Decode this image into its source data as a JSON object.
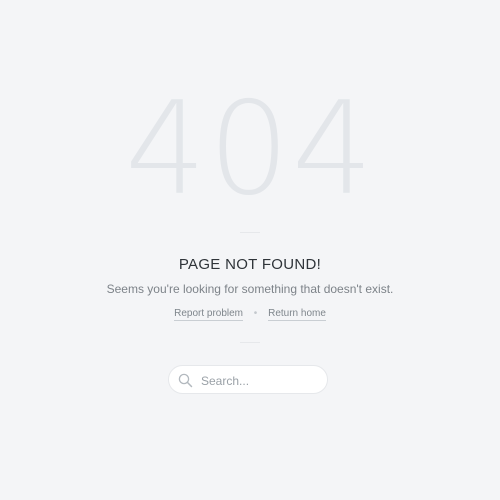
{
  "error_code": "404",
  "title": "PAGE NOT FOUND!",
  "subtitle": "Seems you're looking for something that doesn't exist.",
  "links": {
    "report_problem": "Report problem",
    "separator": "•",
    "return_home": "Return home"
  },
  "search": {
    "placeholder": "Search...",
    "icon": "search-icon"
  },
  "colors": {
    "background": "#f4f5f7",
    "big_code": "#e3e6ea",
    "title": "#2f3439",
    "text_muted": "#7d8389"
  }
}
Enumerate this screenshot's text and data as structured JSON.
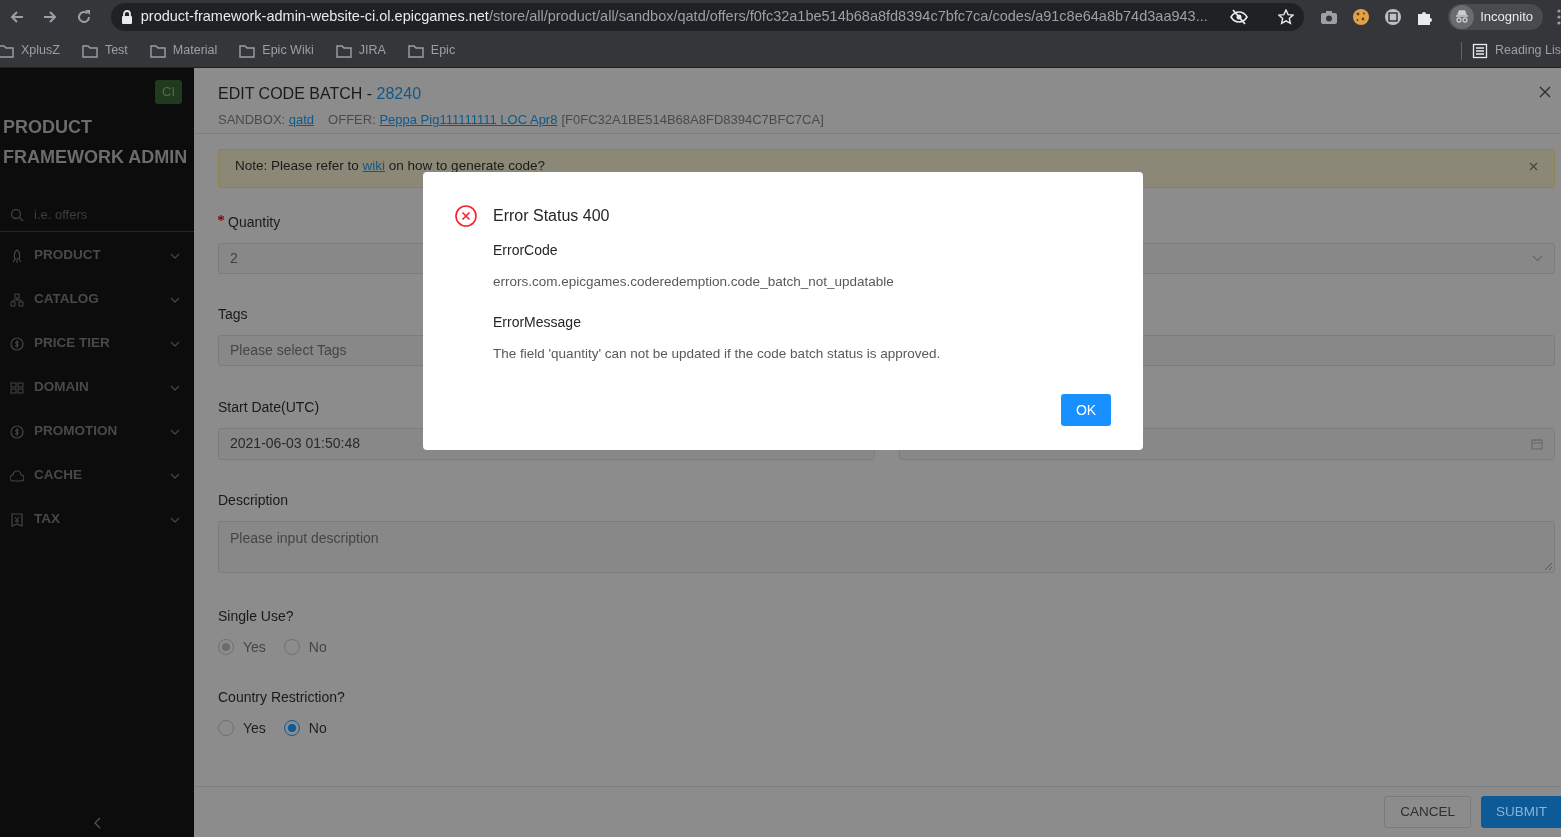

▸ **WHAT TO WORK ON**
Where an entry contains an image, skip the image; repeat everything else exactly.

▸ **RESULT BELOW**
Decode this image into its source data as a JSON object.
{
  "error_code": "404",
  "title": "PAGE NOT FOUND!",
  "subtitle": "Seems you're looking for something that doesn't exist.",
  "links": {
    "report_problem": "Report problem",
    "separator": "•",
    "return_home": "Return home"
  },
  "search": {
    "placeholder": "Search...",
    "icon": "search-icon"
  },
  "colors": {
    "background": "#f4f5f7",
    "big_code": "#e3e6ea",
    "title": "#2f3439",
    "text_muted": "#7d8389"
  }
}
Enumerate this screenshot's text and data as structured JSON.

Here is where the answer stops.